Vijay Nambiar, Under Secretary-General of the United Nations and former Ambassador of India to China said after the performance, “In my view, whether in the past or in the future, the ideological quintessence of ren, yi, li, zhi and xin — humanity, righteousness, ritual, knowledge and integrity — are eternal values. We would like to extend our heartfelt thanks to the city of Shenzhen and to the Philadelphia Orchestra.”
Nicholas Platt, senior consultant to the Philadelphia Orchestra, official witness to the establishment of diplomatic relations between the United States and the People’s Republic of China and former senior U.S. diplomat said, “Ode to Humanity embodies the increasing strength of China’s cultural soft power. At the United Nations, the Philadelphia Orchestra’s performance of a large-scale symphony conceived and composed in the Chinese city of Shenzhen is a milestone in the history of cultural exchange between the two countries. This time, we made history together.”
According to Stephen Orlins, president of the National Committee on United States-China Relations, cultural exchange refers to the expression of one’s thought in a way that is familiar to and easily understood by the other side. Ode to Humanity is a work representing the cultural integration between western and eastern countries, providing the rest of the world a forum for better accepting and understanding of China.
Dr. Ashe noted: “We’re living on the same planet. Despite the different ideals and expectations, all people, no matter their age or sex, share a higher-level goal via mutual respect and communication. The Philadelphia Orchestra’s performance of the symphony interpreting China’s traditional culture and thought represents an excellent model for integration and communication between different civilizations.”
At the concert dinner, GSDF presented two awards in recognition of those who have made contributions to global sustainable development. Wang Jingsheng, president of the Shenzhen Association for International Culture Exchanges, received the “Human Culture Sustainable Development Achievement Award” for his cultural achievements, in particular the creation and promotion of masterpieces such as Ode to Humanity and the advancing and practicing of the cultural mobility theory, as well as for his contributions to sustainable human development.
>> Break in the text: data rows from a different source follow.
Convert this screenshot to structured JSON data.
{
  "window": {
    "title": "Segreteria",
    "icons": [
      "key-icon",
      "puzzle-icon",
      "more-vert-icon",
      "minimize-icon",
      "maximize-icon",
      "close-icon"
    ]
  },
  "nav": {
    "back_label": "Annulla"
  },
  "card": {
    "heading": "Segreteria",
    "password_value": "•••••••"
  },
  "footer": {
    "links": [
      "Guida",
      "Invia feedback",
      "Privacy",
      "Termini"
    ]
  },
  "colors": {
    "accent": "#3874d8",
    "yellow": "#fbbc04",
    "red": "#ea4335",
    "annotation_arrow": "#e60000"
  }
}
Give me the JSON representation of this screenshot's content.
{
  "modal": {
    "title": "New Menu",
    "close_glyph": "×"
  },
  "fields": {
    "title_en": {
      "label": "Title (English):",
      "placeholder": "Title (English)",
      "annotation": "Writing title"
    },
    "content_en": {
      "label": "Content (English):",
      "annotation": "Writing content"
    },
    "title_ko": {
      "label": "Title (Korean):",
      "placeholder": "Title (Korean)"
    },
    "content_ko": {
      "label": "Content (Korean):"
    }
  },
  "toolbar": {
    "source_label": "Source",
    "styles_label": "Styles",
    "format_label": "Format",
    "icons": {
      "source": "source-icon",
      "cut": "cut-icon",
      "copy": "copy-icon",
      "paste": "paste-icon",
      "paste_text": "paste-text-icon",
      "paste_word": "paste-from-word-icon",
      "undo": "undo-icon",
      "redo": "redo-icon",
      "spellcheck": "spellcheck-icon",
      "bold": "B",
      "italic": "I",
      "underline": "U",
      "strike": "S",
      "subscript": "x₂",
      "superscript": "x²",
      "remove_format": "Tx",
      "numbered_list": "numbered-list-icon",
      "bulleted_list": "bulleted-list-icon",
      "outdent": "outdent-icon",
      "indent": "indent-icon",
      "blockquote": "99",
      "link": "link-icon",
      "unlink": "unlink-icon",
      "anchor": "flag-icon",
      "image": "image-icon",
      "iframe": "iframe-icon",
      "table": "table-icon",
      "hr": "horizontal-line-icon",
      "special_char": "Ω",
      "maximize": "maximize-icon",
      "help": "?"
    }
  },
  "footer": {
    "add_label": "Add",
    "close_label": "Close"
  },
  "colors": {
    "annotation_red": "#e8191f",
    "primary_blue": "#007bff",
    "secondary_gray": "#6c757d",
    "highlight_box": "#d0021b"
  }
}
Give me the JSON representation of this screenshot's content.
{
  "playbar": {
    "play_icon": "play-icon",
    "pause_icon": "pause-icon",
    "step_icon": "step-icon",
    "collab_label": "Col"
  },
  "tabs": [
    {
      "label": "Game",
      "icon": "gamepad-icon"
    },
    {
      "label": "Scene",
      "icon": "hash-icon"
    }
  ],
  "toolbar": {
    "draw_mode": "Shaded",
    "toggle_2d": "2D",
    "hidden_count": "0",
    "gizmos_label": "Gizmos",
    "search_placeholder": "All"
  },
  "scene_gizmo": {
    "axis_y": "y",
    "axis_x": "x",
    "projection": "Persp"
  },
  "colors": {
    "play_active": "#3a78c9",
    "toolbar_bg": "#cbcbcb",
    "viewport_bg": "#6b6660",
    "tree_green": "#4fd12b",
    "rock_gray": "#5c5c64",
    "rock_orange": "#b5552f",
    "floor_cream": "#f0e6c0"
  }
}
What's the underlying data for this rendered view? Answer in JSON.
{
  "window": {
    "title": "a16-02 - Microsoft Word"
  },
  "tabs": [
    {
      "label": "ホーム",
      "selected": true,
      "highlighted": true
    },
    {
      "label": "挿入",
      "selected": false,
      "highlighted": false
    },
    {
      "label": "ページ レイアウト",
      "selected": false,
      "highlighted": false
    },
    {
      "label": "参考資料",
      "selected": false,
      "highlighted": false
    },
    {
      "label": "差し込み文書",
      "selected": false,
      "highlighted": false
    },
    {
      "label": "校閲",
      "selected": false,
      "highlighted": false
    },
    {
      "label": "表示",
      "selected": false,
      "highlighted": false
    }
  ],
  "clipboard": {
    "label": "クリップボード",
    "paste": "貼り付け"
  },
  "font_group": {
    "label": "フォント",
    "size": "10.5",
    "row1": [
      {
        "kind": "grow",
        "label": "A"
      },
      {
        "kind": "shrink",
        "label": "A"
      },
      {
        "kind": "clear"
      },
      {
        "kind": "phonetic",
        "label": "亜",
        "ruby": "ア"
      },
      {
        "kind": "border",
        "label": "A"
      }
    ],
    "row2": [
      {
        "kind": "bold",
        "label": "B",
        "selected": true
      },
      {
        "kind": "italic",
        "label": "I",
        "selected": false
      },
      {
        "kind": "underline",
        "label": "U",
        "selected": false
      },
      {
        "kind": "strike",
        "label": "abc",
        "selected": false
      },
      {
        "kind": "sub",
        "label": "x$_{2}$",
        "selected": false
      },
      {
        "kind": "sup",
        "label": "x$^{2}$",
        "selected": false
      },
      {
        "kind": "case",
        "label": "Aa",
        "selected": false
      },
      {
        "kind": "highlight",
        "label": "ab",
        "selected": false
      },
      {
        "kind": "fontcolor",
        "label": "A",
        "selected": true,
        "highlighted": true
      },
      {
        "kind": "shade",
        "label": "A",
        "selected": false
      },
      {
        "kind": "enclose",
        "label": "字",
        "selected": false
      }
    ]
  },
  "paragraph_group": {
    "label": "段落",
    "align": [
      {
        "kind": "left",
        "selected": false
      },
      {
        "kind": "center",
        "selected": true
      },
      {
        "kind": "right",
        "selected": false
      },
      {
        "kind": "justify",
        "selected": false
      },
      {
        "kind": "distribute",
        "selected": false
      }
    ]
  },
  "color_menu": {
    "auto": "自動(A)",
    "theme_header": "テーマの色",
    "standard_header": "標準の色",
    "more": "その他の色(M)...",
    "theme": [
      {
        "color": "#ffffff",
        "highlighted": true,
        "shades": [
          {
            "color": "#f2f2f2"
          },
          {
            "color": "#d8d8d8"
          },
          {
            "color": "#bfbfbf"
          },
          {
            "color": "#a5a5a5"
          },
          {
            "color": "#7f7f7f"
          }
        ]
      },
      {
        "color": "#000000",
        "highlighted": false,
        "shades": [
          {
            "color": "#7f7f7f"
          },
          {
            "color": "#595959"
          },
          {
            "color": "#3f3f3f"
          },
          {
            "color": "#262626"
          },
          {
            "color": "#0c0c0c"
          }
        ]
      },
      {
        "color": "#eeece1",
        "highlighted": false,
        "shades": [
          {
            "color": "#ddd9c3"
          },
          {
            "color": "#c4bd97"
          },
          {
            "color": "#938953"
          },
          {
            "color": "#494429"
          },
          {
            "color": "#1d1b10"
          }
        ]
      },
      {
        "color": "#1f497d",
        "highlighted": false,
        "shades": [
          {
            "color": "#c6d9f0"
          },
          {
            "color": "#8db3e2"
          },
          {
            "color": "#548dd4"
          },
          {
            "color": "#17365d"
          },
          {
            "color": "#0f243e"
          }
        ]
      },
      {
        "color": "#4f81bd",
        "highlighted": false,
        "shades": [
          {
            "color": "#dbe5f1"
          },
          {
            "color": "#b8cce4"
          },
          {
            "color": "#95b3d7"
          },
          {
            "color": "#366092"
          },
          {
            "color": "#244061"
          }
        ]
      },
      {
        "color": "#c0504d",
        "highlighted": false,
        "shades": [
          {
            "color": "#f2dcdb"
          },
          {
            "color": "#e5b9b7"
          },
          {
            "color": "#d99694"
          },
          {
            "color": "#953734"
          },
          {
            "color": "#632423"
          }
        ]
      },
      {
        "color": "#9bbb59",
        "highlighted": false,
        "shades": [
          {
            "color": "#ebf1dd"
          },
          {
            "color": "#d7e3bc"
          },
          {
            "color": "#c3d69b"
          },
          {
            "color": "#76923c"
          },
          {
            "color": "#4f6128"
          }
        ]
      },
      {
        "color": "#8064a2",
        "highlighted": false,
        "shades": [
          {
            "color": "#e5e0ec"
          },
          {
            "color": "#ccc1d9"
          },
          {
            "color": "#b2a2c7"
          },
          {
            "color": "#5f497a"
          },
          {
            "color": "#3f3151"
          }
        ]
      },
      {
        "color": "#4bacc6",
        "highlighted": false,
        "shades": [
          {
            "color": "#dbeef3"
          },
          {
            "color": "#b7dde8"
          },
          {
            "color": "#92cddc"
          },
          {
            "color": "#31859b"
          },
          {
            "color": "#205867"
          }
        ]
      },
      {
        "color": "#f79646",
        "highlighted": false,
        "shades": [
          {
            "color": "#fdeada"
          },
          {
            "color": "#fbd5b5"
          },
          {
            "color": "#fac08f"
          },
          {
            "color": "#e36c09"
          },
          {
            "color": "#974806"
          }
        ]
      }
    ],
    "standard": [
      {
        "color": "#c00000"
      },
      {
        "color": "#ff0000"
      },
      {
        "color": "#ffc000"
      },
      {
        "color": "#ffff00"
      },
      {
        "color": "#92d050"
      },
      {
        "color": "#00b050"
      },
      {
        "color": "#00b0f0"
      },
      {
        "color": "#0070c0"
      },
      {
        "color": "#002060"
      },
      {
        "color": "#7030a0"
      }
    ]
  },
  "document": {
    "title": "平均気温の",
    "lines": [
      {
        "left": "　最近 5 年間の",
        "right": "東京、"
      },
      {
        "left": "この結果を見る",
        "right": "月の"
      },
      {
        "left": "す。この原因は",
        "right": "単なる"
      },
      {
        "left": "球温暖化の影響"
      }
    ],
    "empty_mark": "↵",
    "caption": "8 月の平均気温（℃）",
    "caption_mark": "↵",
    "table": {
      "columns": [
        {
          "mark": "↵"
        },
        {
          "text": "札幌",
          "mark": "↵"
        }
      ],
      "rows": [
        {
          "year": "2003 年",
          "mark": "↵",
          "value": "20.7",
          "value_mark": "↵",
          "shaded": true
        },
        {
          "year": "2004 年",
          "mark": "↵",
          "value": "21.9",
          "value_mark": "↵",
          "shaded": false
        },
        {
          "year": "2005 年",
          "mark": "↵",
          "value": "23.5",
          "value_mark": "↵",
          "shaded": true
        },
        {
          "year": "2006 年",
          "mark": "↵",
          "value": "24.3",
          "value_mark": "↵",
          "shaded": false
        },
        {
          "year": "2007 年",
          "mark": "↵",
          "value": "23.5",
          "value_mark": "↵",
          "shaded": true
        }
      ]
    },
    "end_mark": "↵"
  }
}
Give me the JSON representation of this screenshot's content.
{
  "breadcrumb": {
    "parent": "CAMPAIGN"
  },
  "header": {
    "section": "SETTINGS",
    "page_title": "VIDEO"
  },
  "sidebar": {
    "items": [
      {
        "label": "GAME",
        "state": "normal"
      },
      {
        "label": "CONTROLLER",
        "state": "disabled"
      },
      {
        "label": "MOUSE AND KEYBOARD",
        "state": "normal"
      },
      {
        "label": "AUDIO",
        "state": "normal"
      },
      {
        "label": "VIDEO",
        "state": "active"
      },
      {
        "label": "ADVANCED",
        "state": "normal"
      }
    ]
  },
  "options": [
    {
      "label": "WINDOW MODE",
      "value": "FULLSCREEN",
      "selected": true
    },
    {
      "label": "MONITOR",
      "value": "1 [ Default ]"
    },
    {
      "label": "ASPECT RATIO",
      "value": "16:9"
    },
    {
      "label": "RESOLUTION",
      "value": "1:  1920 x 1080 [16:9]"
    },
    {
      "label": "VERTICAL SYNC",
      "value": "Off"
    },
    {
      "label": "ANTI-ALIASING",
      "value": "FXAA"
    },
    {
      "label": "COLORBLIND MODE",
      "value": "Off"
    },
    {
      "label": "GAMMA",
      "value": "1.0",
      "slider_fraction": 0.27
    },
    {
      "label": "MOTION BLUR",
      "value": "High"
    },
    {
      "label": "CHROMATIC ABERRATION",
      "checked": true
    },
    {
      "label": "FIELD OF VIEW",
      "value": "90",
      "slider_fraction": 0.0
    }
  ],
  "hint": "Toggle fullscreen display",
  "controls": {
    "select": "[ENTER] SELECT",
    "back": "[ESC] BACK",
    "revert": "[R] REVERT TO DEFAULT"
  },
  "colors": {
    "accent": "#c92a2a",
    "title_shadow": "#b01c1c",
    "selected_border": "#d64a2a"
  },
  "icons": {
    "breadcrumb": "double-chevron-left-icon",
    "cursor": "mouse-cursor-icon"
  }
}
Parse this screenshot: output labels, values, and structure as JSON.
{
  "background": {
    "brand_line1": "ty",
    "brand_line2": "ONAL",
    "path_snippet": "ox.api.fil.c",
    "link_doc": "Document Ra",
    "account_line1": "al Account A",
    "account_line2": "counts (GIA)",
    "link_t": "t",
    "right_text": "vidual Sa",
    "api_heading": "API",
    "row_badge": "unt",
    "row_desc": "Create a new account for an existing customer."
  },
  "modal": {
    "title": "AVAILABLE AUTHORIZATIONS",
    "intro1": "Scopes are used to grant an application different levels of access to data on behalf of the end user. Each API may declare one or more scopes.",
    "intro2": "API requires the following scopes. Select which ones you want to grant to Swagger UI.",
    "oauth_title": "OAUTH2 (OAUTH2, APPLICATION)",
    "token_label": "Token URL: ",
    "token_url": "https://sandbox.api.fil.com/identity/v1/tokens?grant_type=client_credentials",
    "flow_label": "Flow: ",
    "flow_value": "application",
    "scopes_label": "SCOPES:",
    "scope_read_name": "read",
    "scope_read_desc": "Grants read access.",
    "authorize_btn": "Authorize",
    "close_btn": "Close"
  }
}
Hamadoun Toure, who has just stepped down as ITU Secretary-General, received the “Sustainable Development Lifetime Achievement Award”.